#### [Dataset excerpts]
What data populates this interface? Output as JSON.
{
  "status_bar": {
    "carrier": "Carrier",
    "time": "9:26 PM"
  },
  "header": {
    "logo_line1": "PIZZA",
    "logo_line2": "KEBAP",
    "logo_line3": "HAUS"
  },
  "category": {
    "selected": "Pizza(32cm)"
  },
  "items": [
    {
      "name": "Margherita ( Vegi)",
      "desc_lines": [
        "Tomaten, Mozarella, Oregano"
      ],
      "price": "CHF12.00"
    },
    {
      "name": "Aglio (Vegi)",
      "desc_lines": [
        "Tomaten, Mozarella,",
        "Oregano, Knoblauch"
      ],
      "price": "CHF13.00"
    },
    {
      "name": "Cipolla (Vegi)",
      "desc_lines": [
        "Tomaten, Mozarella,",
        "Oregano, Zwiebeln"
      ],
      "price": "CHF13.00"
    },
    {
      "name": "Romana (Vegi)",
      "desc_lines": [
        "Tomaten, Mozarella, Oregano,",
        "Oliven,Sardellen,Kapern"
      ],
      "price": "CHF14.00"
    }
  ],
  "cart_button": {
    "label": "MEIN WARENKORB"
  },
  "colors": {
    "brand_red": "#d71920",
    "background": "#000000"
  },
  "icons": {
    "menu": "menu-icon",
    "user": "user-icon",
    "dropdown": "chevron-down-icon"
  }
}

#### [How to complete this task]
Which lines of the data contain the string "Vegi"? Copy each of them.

#### [Response below]
      "name": "Margherita ( Vegi)",
      "name": "Aglio (Vegi)",
      "name": "Cipolla (Vegi)",
      "name": "Romana (Vegi)",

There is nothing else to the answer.